### Problem to work on
Some lines of these records may hold the word "status"; state how many, using only the number.

### Input for this task
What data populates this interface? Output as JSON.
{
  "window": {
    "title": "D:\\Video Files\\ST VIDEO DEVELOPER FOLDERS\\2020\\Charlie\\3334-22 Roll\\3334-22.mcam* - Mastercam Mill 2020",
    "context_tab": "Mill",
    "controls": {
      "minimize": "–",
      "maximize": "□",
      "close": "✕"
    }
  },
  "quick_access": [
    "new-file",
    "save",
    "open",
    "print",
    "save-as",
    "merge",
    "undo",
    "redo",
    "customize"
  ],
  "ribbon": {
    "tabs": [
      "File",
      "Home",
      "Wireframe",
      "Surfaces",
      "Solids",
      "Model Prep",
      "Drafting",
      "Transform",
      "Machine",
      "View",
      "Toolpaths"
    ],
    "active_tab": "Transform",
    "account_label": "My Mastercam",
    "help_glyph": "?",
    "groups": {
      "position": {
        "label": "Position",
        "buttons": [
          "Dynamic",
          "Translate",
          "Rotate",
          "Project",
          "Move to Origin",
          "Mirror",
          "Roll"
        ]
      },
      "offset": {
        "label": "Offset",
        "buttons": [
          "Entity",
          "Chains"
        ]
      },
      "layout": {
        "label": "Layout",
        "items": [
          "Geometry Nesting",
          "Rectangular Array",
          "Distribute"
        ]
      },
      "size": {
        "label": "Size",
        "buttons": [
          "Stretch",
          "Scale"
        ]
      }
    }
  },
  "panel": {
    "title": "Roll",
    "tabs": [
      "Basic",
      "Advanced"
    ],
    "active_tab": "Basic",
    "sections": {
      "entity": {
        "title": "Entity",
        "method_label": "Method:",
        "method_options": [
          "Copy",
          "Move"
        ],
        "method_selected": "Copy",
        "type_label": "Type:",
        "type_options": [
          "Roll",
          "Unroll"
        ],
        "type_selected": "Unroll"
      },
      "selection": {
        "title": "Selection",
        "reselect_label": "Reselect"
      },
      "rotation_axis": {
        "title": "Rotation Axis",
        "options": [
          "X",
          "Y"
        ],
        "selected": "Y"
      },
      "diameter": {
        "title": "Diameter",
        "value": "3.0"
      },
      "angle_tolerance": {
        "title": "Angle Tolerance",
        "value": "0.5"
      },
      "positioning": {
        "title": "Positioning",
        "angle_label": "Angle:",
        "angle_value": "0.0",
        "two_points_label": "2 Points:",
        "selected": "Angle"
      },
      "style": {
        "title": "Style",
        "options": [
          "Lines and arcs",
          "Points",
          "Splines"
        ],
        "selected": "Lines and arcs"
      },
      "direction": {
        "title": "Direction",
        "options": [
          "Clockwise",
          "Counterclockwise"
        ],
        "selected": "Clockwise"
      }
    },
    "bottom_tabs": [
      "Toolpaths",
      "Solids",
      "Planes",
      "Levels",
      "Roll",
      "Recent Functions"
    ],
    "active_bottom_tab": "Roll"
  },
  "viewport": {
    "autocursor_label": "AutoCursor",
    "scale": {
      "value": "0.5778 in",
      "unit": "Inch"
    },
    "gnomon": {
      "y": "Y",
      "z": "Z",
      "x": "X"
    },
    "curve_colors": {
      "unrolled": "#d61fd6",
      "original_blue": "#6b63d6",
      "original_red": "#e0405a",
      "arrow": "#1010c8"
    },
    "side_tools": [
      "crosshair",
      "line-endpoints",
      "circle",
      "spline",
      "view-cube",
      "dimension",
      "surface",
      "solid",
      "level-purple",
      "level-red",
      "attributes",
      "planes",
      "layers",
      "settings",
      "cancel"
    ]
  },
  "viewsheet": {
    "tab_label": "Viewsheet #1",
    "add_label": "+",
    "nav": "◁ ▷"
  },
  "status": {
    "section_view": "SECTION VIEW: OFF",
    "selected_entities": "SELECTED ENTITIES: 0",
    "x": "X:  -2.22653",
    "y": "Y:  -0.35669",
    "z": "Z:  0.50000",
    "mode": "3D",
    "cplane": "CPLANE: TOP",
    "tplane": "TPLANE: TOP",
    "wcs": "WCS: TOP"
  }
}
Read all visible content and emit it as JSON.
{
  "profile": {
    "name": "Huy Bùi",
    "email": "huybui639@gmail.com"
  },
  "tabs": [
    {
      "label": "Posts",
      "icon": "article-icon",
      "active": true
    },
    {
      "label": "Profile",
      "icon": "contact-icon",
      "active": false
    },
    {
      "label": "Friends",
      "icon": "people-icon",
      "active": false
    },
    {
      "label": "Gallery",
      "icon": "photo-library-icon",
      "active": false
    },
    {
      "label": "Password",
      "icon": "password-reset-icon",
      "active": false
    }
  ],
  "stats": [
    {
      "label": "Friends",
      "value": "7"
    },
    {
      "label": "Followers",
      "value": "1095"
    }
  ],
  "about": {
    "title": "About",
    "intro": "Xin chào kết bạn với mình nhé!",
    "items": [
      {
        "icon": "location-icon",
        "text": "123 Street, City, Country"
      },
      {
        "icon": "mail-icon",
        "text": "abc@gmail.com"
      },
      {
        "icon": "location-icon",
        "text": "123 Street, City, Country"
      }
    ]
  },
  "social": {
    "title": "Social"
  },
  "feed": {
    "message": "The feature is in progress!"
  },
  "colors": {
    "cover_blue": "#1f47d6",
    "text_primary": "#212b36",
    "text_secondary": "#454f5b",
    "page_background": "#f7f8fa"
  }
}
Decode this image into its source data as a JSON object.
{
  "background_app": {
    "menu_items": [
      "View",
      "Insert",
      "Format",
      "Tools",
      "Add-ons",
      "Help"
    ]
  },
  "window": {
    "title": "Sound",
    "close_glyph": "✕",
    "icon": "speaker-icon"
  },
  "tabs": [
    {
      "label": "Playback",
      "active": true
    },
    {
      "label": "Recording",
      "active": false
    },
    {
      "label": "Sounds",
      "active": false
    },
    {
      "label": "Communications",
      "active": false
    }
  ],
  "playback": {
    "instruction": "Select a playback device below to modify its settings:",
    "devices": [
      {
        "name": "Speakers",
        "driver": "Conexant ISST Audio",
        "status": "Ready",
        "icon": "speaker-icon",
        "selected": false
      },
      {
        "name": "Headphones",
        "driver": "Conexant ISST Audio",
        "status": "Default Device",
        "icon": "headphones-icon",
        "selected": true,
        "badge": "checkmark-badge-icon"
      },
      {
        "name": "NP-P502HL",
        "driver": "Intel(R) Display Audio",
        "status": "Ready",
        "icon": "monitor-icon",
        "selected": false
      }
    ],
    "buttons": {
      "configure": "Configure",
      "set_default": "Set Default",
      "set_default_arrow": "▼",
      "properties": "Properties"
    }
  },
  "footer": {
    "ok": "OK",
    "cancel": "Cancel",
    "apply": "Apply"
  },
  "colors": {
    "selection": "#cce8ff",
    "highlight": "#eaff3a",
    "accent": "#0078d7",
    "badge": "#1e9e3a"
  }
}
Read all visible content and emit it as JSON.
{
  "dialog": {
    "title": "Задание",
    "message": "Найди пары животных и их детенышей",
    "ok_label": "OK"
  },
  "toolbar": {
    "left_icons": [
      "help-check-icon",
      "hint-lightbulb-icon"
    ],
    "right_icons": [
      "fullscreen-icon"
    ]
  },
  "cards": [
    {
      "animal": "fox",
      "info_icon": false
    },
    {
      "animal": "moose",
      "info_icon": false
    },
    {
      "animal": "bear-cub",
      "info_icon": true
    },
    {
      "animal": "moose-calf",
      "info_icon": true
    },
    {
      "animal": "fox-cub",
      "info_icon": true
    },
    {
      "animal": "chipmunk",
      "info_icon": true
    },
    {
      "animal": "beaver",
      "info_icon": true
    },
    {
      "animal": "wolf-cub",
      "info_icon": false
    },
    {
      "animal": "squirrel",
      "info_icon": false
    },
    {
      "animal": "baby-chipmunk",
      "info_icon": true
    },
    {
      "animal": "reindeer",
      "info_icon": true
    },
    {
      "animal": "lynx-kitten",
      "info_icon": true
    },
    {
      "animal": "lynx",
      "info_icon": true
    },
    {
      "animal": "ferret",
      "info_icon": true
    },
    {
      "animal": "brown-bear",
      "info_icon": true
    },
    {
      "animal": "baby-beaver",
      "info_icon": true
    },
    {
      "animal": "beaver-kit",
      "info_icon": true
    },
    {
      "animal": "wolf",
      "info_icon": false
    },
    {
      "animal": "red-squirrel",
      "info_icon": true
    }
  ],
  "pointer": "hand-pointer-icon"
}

### Written solution
4